Wednesday, March 25, 2015

Oligopolistic producer behavior or why airline tickets are not cheaper

 

Small example from the literature:

image 

Note: John Nash just won the Abel prize (http://www.nature.com/news/beautiful-mind-john-nash-adds-abel-prize-to-his-nobel-1.17179).

image

We implement different behaviors with a GAMS model:

Behavior Equations
Oligopolistic (MCP)

Nash-Cournot Equilibrium
image
image
Monopolistic (NLP)

Think of this as firms are merged.
image
image
Competitive (NLP)

Technique:
Optimize Social Welfare Objective.

Check solution by: Price= Marginal Cost.
image
image

 

image

Here q(i) is quantity supplied by firm i. We see most profit is to be made by merging firms and reducing capacity, just as happened in the US airline industry (Europe is a very different story). See also: http://www.nytimes.com/2015/03/24/business/dealbook/as-oil-prices-fall-air-fares-still-stay-high.html.

Another small example from energy markets: http://yetanothermathprogrammingconsultant.blogspot.com/2013/07/microeconomic-principles.html

Sparse sum: set cover problem in GAMS

In a set cover problem (http://en.wikipedia.org/wiki/Set_cover_problem)  we can organize the sets in two different ways:

  1. Use a (sparse) two dimensional set. The cover equation will contain a construct like: sum[c(s,i), x(s)].
  2. Use a (sparse) zero-one parameter. In this case the cover equation can have something like: sum[s, c(s,i)*x(s)].

The question came up. What is better? I like the set construct a bit better but that is purely based on aesthetics. The performance is exactly the same.

Data structure: set Data structure: 0/1 parameter
image image

The sets are randomly generated. We solve here just as an LP as we are only interested in the performance of GAMS generating the problem.

Thursday, March 12, 2015

gdx2sqlite –fast option

The –fast option in the tool gdx2sqlite is sometimes really helpful.
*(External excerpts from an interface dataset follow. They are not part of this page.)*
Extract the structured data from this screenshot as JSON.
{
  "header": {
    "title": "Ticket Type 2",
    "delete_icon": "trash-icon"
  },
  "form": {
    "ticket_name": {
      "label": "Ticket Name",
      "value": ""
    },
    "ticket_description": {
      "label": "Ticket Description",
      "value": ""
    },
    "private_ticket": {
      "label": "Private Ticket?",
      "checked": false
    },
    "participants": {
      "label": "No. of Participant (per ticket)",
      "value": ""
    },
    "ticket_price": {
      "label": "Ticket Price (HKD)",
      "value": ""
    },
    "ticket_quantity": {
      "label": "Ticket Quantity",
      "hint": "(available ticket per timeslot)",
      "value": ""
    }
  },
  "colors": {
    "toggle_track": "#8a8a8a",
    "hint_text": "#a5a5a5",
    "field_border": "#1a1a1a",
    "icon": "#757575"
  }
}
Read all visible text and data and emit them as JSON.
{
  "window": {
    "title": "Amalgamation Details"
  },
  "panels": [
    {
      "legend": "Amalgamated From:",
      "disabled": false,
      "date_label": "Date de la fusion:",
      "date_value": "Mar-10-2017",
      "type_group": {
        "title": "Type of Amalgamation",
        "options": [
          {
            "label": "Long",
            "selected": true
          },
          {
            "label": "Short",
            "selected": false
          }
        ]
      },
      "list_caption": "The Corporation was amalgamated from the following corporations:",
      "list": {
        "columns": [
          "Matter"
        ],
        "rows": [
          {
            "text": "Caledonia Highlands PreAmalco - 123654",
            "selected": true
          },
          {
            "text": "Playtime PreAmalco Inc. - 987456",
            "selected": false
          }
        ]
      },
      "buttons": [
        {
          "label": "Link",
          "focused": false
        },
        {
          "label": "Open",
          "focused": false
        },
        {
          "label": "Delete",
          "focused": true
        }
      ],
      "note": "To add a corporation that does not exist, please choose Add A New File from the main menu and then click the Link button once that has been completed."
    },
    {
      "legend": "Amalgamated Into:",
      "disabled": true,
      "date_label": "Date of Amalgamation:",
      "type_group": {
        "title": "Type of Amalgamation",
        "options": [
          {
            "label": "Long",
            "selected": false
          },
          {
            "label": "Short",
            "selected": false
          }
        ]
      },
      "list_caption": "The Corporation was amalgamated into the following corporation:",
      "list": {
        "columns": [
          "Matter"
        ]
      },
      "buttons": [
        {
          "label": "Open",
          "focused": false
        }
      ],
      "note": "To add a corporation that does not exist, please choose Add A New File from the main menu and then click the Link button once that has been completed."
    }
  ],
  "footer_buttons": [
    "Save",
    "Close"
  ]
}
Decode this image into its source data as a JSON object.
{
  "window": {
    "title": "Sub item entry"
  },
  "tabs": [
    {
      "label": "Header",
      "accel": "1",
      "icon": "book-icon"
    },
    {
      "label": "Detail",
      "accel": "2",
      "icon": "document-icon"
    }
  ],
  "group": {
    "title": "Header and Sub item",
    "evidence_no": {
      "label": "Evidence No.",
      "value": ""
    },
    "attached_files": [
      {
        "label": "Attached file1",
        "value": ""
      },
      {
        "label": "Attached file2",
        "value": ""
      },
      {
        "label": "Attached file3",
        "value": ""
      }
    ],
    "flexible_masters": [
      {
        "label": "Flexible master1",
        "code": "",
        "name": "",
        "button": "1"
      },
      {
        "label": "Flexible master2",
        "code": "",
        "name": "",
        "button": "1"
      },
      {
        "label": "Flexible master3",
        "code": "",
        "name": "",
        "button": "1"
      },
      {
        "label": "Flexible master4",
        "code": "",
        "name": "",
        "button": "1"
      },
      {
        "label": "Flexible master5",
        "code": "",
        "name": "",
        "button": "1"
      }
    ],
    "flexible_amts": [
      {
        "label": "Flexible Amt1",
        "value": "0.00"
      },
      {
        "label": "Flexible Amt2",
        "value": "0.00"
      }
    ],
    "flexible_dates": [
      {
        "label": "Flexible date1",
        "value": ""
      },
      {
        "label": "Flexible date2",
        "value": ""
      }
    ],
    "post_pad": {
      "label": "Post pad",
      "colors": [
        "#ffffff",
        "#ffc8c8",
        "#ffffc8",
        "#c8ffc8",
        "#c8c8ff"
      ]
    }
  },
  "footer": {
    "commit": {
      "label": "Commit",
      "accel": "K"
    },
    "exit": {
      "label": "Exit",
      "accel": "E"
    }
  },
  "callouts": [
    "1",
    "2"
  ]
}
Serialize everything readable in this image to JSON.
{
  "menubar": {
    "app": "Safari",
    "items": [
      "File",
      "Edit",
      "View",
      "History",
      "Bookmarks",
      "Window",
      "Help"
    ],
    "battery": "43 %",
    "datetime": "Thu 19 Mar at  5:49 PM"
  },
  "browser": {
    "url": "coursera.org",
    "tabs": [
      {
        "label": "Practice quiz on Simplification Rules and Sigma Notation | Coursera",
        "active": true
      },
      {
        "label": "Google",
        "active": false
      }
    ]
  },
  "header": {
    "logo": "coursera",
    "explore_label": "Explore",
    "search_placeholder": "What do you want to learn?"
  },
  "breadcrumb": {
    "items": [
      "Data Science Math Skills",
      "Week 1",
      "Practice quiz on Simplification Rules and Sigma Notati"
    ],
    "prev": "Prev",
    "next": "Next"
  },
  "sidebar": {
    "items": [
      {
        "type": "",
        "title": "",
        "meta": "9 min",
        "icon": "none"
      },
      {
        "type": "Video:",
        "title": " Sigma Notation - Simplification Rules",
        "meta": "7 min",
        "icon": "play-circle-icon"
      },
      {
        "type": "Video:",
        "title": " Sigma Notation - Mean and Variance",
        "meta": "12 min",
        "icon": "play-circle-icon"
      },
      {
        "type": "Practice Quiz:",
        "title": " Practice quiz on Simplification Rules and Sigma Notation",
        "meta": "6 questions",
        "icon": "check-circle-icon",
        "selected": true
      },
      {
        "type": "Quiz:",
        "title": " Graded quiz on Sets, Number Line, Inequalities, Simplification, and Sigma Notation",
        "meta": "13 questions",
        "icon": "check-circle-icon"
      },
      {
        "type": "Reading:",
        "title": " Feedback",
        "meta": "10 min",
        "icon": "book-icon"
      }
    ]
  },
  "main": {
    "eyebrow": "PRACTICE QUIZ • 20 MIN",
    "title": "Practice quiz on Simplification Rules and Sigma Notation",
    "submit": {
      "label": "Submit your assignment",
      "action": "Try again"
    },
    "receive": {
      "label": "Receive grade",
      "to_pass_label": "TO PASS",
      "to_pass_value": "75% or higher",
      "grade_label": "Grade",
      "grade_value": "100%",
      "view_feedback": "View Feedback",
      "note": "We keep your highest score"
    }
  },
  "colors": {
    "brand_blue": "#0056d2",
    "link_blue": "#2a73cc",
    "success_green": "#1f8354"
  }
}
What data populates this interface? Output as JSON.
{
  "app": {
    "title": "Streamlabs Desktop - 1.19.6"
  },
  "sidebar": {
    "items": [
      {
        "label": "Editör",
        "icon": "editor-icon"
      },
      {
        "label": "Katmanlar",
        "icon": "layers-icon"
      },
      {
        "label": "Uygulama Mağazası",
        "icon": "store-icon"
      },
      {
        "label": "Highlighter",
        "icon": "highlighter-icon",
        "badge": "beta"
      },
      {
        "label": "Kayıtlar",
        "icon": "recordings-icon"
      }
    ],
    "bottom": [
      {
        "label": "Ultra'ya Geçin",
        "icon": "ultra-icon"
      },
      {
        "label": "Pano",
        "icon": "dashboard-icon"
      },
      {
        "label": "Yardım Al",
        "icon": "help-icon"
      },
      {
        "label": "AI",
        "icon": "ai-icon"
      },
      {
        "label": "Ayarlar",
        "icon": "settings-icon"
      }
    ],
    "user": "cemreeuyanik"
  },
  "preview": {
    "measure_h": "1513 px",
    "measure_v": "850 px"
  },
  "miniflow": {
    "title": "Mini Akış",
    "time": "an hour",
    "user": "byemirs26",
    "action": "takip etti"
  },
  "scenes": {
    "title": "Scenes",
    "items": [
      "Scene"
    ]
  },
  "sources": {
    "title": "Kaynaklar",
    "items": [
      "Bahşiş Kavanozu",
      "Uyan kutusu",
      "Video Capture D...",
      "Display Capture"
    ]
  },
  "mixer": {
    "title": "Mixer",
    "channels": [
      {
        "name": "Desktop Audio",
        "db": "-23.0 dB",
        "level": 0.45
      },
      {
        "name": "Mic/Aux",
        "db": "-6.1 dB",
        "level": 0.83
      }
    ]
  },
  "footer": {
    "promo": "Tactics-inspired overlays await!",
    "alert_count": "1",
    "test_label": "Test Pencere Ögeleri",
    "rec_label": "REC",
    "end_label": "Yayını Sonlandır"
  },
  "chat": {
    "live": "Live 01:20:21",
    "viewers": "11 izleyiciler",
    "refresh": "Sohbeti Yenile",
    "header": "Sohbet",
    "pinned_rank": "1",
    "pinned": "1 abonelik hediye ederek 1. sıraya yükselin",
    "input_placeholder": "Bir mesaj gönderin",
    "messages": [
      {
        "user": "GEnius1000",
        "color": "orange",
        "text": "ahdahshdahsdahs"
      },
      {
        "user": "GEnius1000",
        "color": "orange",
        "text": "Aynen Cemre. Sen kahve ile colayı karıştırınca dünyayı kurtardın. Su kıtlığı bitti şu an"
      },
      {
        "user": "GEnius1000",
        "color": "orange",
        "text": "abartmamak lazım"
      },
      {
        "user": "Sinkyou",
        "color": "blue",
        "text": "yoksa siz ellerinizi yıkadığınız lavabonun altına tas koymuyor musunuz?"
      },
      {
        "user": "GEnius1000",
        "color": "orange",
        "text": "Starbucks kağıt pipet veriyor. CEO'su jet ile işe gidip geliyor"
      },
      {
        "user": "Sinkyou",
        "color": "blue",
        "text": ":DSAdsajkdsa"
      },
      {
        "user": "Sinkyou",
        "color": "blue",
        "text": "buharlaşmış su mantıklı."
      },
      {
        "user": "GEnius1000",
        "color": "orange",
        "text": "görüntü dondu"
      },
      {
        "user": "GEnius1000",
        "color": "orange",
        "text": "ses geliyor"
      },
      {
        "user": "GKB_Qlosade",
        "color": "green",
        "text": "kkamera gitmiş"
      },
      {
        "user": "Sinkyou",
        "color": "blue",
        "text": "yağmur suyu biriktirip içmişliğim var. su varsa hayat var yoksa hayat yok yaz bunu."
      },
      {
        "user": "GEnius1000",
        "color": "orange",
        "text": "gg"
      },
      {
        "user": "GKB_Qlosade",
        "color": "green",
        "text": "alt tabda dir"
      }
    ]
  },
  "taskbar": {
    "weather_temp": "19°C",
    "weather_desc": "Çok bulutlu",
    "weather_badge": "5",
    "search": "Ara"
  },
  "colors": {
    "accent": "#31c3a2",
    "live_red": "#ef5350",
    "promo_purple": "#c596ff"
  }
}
This is especially the case if there are many tables:

image

The column avg table size indicates the average number of rows in a table. It looks like if this number is small the effect of –fast is most pronounced.

The –fast option will issue PRAGMA synchronous = OFF and PRAGMA journal_mode = MEMORY to SQLite.


Here is a nice presentation on SQLite:

Interesting tidbit: statistics on SQLite: 2e9 running instances, 5e5 applications (May 2014).